The data breach experienced by the retailer Target Corporation highlights the notion that an organization’s security is only as strong as its weakest vendor’s ability to secure their data. Every organization should know what they look like from a hacker’s perspective so they can immediately address their shortcomings. There are services available today that create a level of understanding that goes far beyond the traditional vendor risk management methodologies such as questionnaires and penetration tests. We are entering the Age of Cyber Transparency where organizations carry cyber risk ratings like Moody’s and S&P assign credit risk ratings. How will your acquisition target compete in a world where poor cyber hygiene can cost them business?
5. What Data Analytics tools do you use, and who is using them?
The target’s level of sophistication is a function of the tools their people use to turn data into insights that generate revenue and shareholder value. We are now in the golden age of data analytics, though most organizations still struggle to get their systems to close the books quickly and generate rudimentary business intelligence for the next investor conference call. Is the CFO’s Financial Planning and Analysis team just forecasting the next quarter or are they shoulder-to-shoulder with business unit leadership, helping them mine vast amounts of structured and unstructured data at their finger tips? Maybe the business units are simply taking matters into their own hands and using data analytics tools on their own. Inventory the tools in use and you will get an indication of the extent to which the culture is data-driven and the value that you can create once you own the place.
6. How much of the target’s data is simply ROT?
Studies indicate that more than two-third’s of an organization’s data is redundant, obsolete or trivial (ROT). This ROT data can be in the form of old operational log files, data stored by departed employees, outdated drafts, copies of once important document that are no longer needed, etc. When was the last time you obeyed your organization’s records retention policy, assuming it even has one? Yet, there is a compelling case to reduce ROT data. Storage comes in many forms, from tapes to flash memory, and, contrary to popular belief, it’s not cheap.
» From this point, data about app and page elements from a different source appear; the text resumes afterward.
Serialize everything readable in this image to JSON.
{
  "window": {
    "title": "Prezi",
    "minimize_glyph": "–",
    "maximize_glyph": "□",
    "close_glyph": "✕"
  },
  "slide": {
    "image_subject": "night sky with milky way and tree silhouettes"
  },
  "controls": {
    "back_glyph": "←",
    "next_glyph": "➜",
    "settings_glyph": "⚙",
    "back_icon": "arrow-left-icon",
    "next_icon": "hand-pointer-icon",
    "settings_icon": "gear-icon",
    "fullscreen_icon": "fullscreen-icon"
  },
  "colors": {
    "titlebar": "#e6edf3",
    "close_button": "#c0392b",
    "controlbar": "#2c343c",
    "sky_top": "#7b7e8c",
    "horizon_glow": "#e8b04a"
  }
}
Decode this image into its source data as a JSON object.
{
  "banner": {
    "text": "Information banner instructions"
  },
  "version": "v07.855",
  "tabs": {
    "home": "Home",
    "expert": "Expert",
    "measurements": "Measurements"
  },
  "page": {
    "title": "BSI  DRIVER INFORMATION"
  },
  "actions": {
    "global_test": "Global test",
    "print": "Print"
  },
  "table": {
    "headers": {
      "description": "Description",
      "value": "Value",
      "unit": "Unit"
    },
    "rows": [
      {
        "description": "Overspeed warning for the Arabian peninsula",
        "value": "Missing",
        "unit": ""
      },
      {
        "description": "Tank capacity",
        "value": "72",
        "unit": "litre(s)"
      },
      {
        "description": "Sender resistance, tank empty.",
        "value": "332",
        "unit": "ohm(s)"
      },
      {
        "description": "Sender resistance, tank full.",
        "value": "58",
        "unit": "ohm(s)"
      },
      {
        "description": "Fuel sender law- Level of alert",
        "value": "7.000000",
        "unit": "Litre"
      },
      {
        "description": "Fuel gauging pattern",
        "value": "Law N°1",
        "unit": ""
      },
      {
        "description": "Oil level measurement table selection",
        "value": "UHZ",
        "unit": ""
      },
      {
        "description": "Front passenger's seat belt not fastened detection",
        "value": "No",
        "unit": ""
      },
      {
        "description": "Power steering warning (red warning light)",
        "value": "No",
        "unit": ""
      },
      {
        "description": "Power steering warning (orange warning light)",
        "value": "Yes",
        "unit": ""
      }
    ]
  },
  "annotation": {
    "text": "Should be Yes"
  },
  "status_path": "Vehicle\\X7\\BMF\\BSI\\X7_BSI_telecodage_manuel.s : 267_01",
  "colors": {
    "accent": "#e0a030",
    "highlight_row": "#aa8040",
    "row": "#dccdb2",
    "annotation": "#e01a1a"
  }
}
Organizations that are good at content management are much better able to find and protect data that isn’t ROT. You can get into related issues like data quality while you’re at it. You should know where your target is on its journey toward information governance maturity.
7. What data would be valuable to a third party, and what could you sell it for?
You want to buy a company for lots of reasons, and you may never want to sell any of the target’s data to someone else. However, the analysis involved in answering this question will yield remarkable insights that you probably had not considered. The target’s data is often overlooked as a motivation for an acquisition, but it can generate tremendous value in the right hands, with the right tools and skills.
Of course, this list isn’t meant to be exhaustive, but it should greatly improve your due diligence exercise. There is a tendency in M&A deals to treat data as just an IT issue that can get dealt with after the transaction closes, during the integration process. However, data is an asset of enterprise-wide consequence, representing considerable risk and reward. Make your transaction successful by treating data as the critical asset.